"The nature of teacher expertise is a contested area, with no real consensus as to what it consists of". Professor Christopher Winch of King's College London will discuss this issue, with particular reference to the implications for teacher education at this Cambridge Assessment Network seminar.
"Three archetypes of teacher expertise seem to be in play in public debates on the issue in England:
- The teacher as craftworker: teachers rely on subject knowledge, experience, character and situational judgment for their effectiveness. The preferred mode of teacher education is apprenticeship under the mentorship of an experienced craft teacher.
- The teacher as executive technician: teachers rely on lesson protocols developed by curriculum and pedagogic specialists and their effectiveness depends on their following these protocols accurately. The preferred mode of teacher education is training in the protocols and practice in their execution.
- The teacher as professional: teachers exercise professional judgement on the basis of subject knowledge, a conceptual framework for thinking about education and teaching and knowledge of empirical research about teaching and learning. The preferred mode of teacher education consists of closely integrated university-based and school-based work.
These three archetypes are an idealisation of what teachers should be like. They are rarely found in a pure form in actual schools and classrooms. However, there is confusion in the policy world about what should be the preferred model for England. I will illustrate this confusion in recent policy documents, show the relationships between the different archetypes and make a suggestion for the preferred model for England and the type of teacher education that should accompany it."
About the speaker

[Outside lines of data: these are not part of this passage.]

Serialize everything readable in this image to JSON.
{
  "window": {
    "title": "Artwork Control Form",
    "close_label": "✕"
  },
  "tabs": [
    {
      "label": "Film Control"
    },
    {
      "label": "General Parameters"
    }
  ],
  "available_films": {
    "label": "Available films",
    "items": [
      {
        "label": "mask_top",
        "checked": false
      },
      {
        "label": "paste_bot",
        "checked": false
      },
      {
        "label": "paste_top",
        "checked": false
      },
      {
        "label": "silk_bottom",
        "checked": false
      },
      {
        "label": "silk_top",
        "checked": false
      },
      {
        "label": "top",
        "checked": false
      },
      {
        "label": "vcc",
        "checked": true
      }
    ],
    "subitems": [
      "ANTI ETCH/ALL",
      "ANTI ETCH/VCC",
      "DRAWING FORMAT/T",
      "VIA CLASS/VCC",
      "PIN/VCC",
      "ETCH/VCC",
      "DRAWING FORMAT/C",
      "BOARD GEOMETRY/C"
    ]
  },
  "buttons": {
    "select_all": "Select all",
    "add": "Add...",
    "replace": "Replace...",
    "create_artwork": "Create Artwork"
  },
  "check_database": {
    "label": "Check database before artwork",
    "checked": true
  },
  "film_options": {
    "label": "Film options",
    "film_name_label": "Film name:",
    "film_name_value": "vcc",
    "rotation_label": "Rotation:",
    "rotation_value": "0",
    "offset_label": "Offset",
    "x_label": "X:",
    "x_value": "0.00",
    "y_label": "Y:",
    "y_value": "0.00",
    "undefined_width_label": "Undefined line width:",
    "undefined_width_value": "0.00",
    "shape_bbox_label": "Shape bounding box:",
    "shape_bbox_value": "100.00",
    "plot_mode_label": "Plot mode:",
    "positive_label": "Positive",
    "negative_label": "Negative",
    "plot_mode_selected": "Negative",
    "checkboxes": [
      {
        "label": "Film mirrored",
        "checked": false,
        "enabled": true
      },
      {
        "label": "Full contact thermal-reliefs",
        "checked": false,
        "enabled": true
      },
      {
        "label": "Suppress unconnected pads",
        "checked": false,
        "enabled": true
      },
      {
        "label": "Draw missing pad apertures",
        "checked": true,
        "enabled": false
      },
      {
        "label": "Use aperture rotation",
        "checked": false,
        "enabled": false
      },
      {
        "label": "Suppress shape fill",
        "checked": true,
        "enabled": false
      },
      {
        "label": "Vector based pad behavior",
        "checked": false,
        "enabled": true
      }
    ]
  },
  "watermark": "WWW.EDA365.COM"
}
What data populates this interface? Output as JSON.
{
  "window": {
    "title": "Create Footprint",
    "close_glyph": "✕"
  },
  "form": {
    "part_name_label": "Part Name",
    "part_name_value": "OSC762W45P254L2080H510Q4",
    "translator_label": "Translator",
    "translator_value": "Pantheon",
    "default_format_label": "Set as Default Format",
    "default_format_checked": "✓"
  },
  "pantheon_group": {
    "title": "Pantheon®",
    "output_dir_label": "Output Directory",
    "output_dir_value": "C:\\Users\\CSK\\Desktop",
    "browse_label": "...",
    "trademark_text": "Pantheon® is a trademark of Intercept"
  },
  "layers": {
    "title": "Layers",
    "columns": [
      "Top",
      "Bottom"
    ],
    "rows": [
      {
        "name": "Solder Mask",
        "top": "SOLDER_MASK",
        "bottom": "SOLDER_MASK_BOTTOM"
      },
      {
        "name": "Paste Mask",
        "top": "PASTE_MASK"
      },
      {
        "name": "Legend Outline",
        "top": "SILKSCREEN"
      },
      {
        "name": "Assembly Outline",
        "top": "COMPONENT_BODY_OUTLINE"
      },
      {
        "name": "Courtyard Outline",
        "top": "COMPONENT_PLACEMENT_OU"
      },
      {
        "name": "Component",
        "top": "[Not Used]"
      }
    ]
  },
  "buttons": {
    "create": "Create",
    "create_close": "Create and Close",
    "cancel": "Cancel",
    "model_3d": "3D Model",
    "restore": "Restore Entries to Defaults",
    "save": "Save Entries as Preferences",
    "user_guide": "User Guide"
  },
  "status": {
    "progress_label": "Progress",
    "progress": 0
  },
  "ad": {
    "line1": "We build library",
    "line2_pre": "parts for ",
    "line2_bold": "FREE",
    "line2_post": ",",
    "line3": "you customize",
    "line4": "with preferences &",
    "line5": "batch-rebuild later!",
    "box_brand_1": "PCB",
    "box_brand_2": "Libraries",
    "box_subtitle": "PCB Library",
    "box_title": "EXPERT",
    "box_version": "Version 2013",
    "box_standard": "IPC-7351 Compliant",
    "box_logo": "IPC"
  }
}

Christopher Winch is Professor of Educational Philosophy and Policy in the School of Education, Communication and Society at King’s College London. He was head of the School from 2008-2012 and was Chair of the Philosophy of Education Society of Great Britain from 2008-2011.

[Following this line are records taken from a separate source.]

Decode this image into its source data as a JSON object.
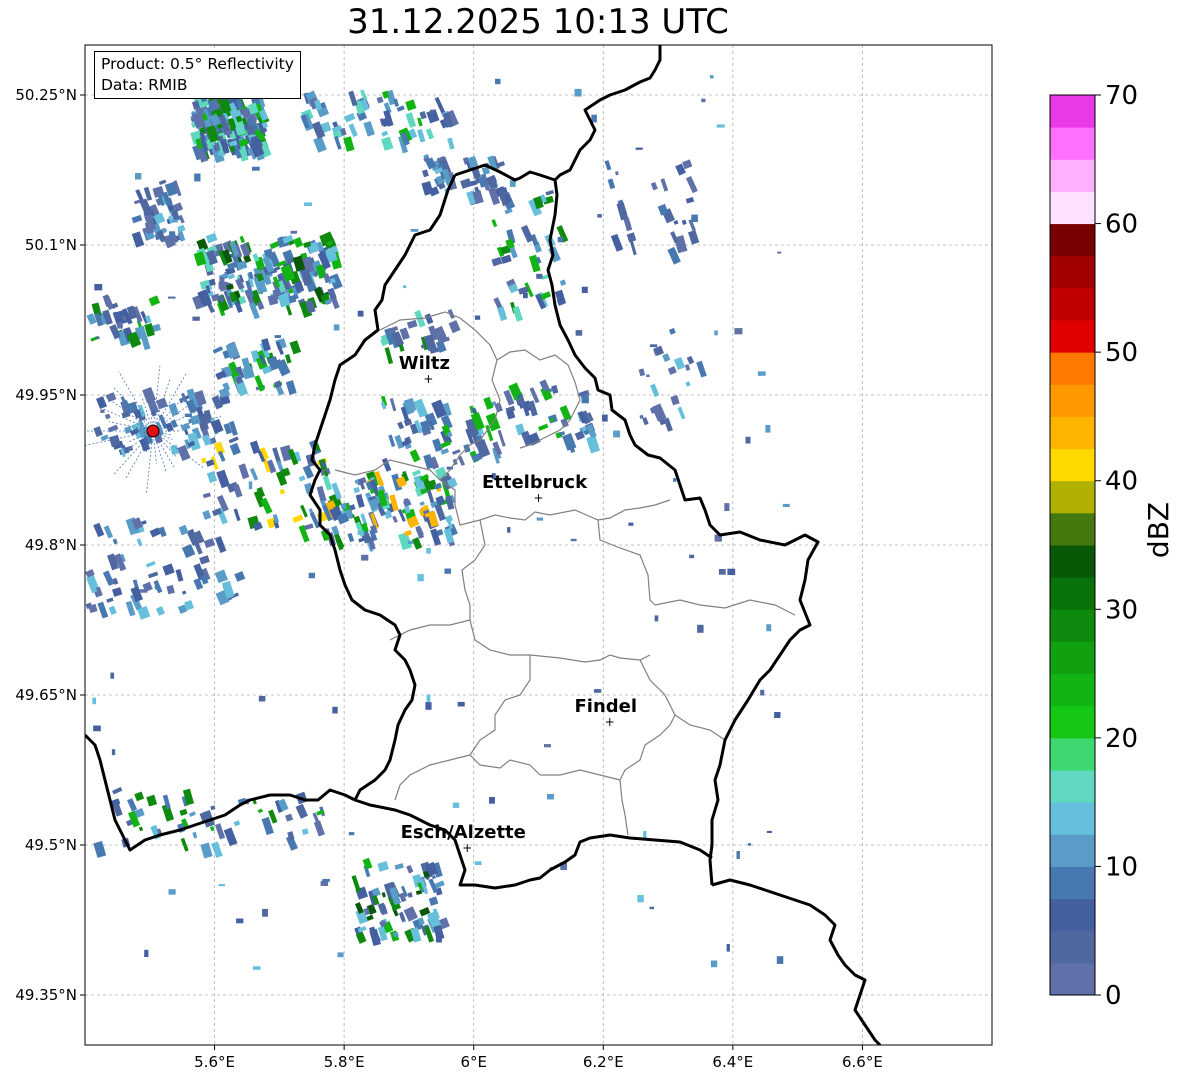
{
  "title": "31.12.2025 10:13 UTC",
  "info": {
    "product": "Product: 0.5° Reflectivity",
    "data_source": "Data: RMIB"
  },
  "map": {
    "lon_range": [
      5.4,
      6.8
    ],
    "lat_range": [
      49.3,
      50.3
    ],
    "lon_ticks": [
      {
        "value": 5.6,
        "label": "5.6°E"
      },
      {
        "value": 5.8,
        "label": "5.8°E"
      },
      {
        "value": 6.0,
        "label": "6°E"
      },
      {
        "value": 6.2,
        "label": "6.2°E"
      },
      {
        "value": 6.4,
        "label": "6.4°E"
      },
      {
        "value": 6.6,
        "label": "6.6°E"
      }
    ],
    "lat_ticks": [
      {
        "value": 50.25,
        "label": "50.25°N"
      },
      {
        "value": 50.1,
        "label": "50.1°N"
      },
      {
        "value": 49.95,
        "label": "49.95°N"
      },
      {
        "value": 49.8,
        "label": "49.8°N"
      },
      {
        "value": 49.65,
        "label": "49.65°N"
      },
      {
        "value": 49.5,
        "label": "49.5°N"
      },
      {
        "value": 49.35,
        "label": "49.35°N"
      }
    ],
    "grid": true,
    "cities": [
      {
        "name": "Wiltz",
        "lon": 5.93,
        "lat": 49.966
      },
      {
        "name": "Ettelbruck",
        "lon": 6.1,
        "lat": 49.847
      },
      {
        "name": "Findel",
        "lon": 6.21,
        "lat": 49.623
      },
      {
        "name": "Esch/Alzette",
        "lon": 5.99,
        "lat": 49.497
      }
    ],
    "radar_site": {
      "lon": 5.505,
      "lat": 49.914,
      "color": "#e01010"
    }
  },
  "colorbar": {
    "label": "dBZ",
    "min": 0,
    "max": 70,
    "tick_values": [
      0,
      10,
      20,
      30,
      40,
      50,
      60,
      70
    ],
    "tick_labels": [
      "0",
      "10",
      "20",
      "30",
      "40",
      "50",
      "60",
      "70"
    ],
    "colors": [
      "#6070a8",
      "#5068a0",
      "#4560a0",
      "#4878b0",
      "#5a9cc8",
      "#66c0dc",
      "#60d8c0",
      "#3ed870",
      "#14c814",
      "#12b414",
      "#10a010",
      "#0e8a0e",
      "#0a720a",
      "#085808",
      "#467810",
      "#b0b000",
      "#ffd800",
      "#ffb400",
      "#ff9800",
      "#ff7800",
      "#e00000",
      "#c00000",
      "#a00000",
      "#780000",
      "#ffe0ff",
      "#ffb0ff",
      "#ff70ff",
      "#e838e8"
    ]
  }
}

His main interests are in professional education (and in particular the nature of professional know-how and judgement) and in philosophy of education. He is also an experienced empirical researcher and has carried out extensive work on European vocational education and EU policy tools for developing vocational education in Europe. He is an experienced teacher who has worked in further, primary and higher education in England and Wales.
He is the author of numerous books and articles. These include: Teachers’ Know-how (2017), Knowledge, Skills and Competence in the European Labour Market (2011) with Linda Clarke, Michaela Brockmann, Georg Hanf and Philippe Mehaut. Dimensions of Expertise (2010) and The Philosophy of Human Learning (1998).
About Cambridge Assessment Network seminars
Through inviting authoritative voices in education to share their expertise, our seminars aim to inform and stimulate debate on current issues in assessment. As well boosting your CPD, these free events are an opportunity to network and share insights with other professionals from the wider education community.